• [Entries provided]:
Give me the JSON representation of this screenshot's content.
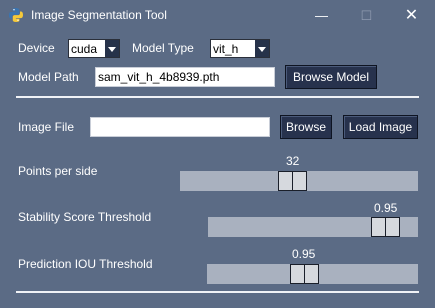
{
  "window": {
    "title": "Image Segmentation Tool",
    "minimize_glyph": "—",
    "maximize_glyph": "☐",
    "close_glyph": "✕",
    "app_icon": "python-icon"
  },
  "model": {
    "device_label": "Device",
    "device_value": "cuda",
    "model_type_label": "Model Type",
    "model_type_value": "vit_h",
    "model_path_label": "Model Path",
    "model_path_value": "sam_vit_h_4b8939.pth",
    "browse_model_label": "Browse Model"
  },
  "image": {
    "image_file_label": "Image File",
    "image_file_value": "",
    "browse_label": "Browse",
    "load_image_label": "Load Image"
  },
  "sliders": {
    "points_label": "Points per side",
    "points_value": "32",
    "stability_label": "Stability Score Threshold",
    "stability_value": "0.95",
    "iou_label": "Prediction IOU Threshold",
    "iou_value": "0.95"
  },
  "colors": {
    "background": "#5b6b85",
    "button": "#27324d",
    "track": "#a9b1bf"
  }
}
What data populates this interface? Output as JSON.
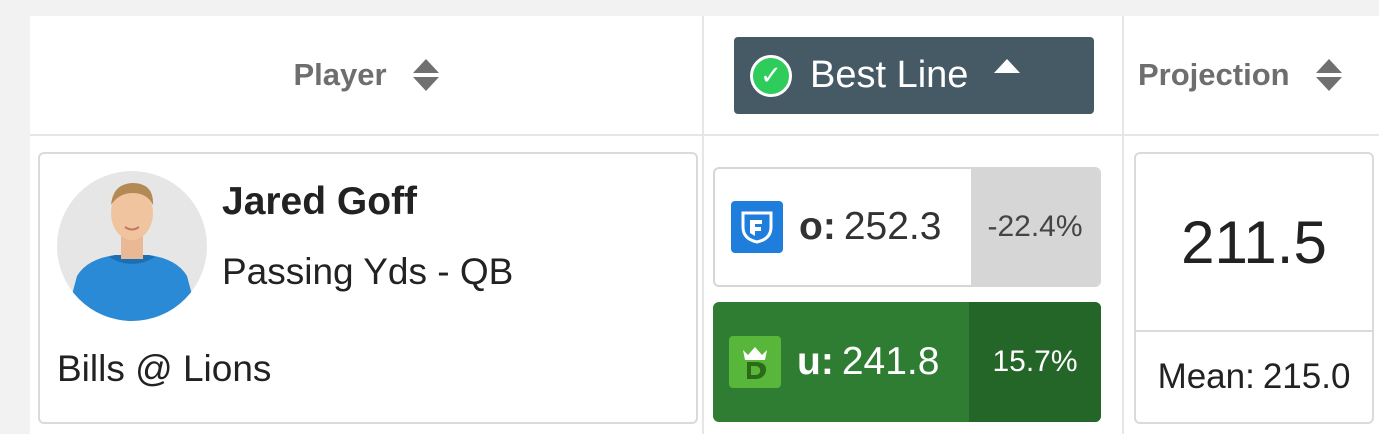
{
  "header": {
    "player_label": "Player",
    "best_line_label": "Best Line",
    "projection_label": "Projection"
  },
  "row": {
    "player": {
      "name": "Jared Goff",
      "market": "Passing Yds - QB",
      "matchup": "Bills @ Lions"
    },
    "lines": [
      {
        "book_icon": "fanduel-logo-icon",
        "side": "o:",
        "value": "252.3",
        "pct": "-22.4%"
      },
      {
        "book_icon": "draftkings-logo-icon",
        "side": "u:",
        "value": "241.8",
        "pct": "15.7%"
      }
    ],
    "projection": {
      "value": "211.5",
      "mean_label": "Mean:",
      "mean_value": "215.0"
    }
  },
  "colors": {
    "best_line_bg": "#455a64",
    "check_green": "#2ecc5b",
    "under_green": "#2e7d32",
    "under_pct_green": "#246628",
    "fanduel_blue": "#1f7ddb",
    "draftkings_green": "#58b73a"
  }
}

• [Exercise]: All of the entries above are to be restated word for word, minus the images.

• [Exercise response]:
Give me the JSON representation of this screenshot's content.
{
  "window": {
    "title": "Image Segmentation Tool",
    "minimize_glyph": "—",
    "maximize_glyph": "☐",
    "close_glyph": "✕",
    "app_icon": "python-icon"
  },
  "model": {
    "device_label": "Device",
    "device_value": "cuda",
    "model_type_label": "Model Type",
    "model_type_value": "vit_h",
    "model_path_label": "Model Path",
    "model_path_value": "sam_vit_h_4b8939.pth",
    "browse_model_label": "Browse Model"
  },
  "image": {
    "image_file_label": "Image File",
    "image_file_value": "",
    "browse_label": "Browse",
    "load_image_label": "Load Image"
  },
  "sliders": {
    "points_label": "Points per side",
    "points_value": "32",
    "stability_label": "Stability Score Threshold",
    "stability_value": "0.95",
    "iou_label": "Prediction IOU Threshold",
    "iou_value": "0.95"
  },
  "colors": {
    "background": "#5b6b85",
    "button": "#27324d",
    "track": "#a9b1bf"
  }
}
What data populates this interface? Output as JSON.
{
  "header": {
    "player_label": "Player",
    "best_line_label": "Best Line",
    "projection_label": "Projection"
  },
  "row": {
    "player": {
      "name": "Jared Goff",
      "market": "Passing Yds - QB",
      "matchup": "Bills @ Lions"
    },
    "lines": [
      {
        "book_icon": "fanduel-logo-icon",
        "side": "o:",
        "value": "252.3",
        "pct": "-22.4%"
      },
      {
        "book_icon": "draftkings-logo-icon",
        "side": "u:",
        "value": "241.8",
        "pct": "15.7%"
      }
    ],
    "projection": {
      "value": "211.5",
      "mean_label": "Mean:",
      "mean_value": "215.0"
    }
  },
  "colors": {
    "best_line_bg": "#455a64",
    "check_green": "#2ecc5b",
    "under_green": "#2e7d32",
    "under_pct_green": "#246628",
    "fanduel_blue": "#1f7ddb",
    "draftkings_green": "#58b73a"
  }
}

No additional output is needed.